Your objective. Your reply should reproduce the data below without a single alteration, apart from dropping the images.

(Data records)
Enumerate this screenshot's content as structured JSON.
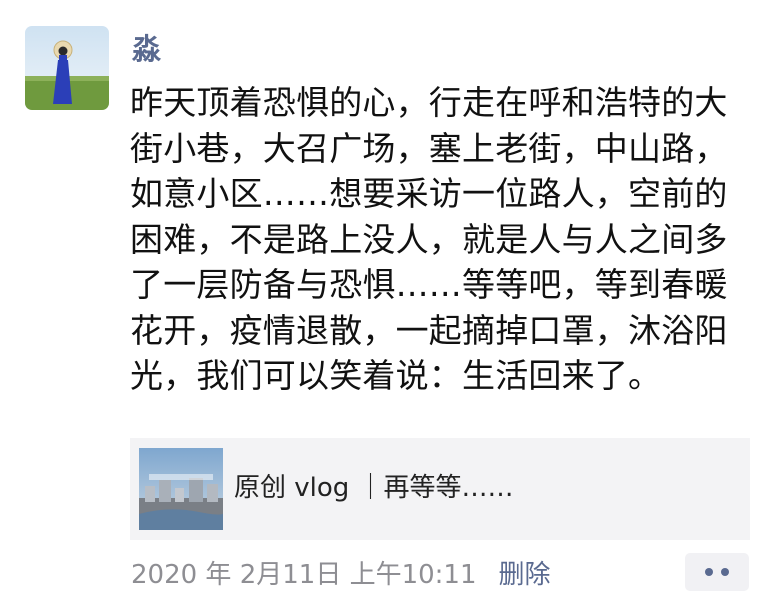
{
  "post": {
    "username": "淼",
    "text": "昨天顶着恐惧的心，行走在呼和浩特的大街小巷，大召广场，塞上老街，中山路，如意小区……想要采访一位路人，空前的困难，不是路上没人，就是人与人之间多了一层防备与恐惧……等等吧，等到春暖花开，疫情退散，一起摘掉口罩，沐浴阳光，我们可以笑着说：生活回来了。",
    "link_card": {
      "title": "原创 vlog ｜再等等……",
      "thumbnail_icon": "video-thumbnail"
    },
    "timestamp": "2020 年 2月11日 上午10:11",
    "delete_label": "删除",
    "more_icon": "more-dots-icon"
  },
  "colors": {
    "username": "#5a6a90",
    "link": "#5a6a90",
    "timestamp": "#8e8e93",
    "card_background": "#f3f3f5"
  }
}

Exercise result.
Enumerate this screenshot's content as structured JSON.
{
  "post": {
    "username": "淼",
    "text": "昨天顶着恐惧的心，行走在呼和浩特的大街小巷，大召广场，塞上老街，中山路，如意小区……想要采访一位路人，空前的困难，不是路上没人，就是人与人之间多了一层防备与恐惧……等等吧，等到春暖花开，疫情退散，一起摘掉口罩，沐浴阳光，我们可以笑着说：生活回来了。",
    "link_card": {
      "title": "原创 vlog ｜再等等……",
      "thumbnail_icon": "video-thumbnail"
    },
    "timestamp": "2020 年 2月11日 上午10:11",
    "delete_label": "删除",
    "more_icon": "more-dots-icon"
  },
  "colors": {
    "username": "#5a6a90",
    "link": "#5a6a90",
    "timestamp": "#8e8e93",
    "card_background": "#f3f3f5"
  }
}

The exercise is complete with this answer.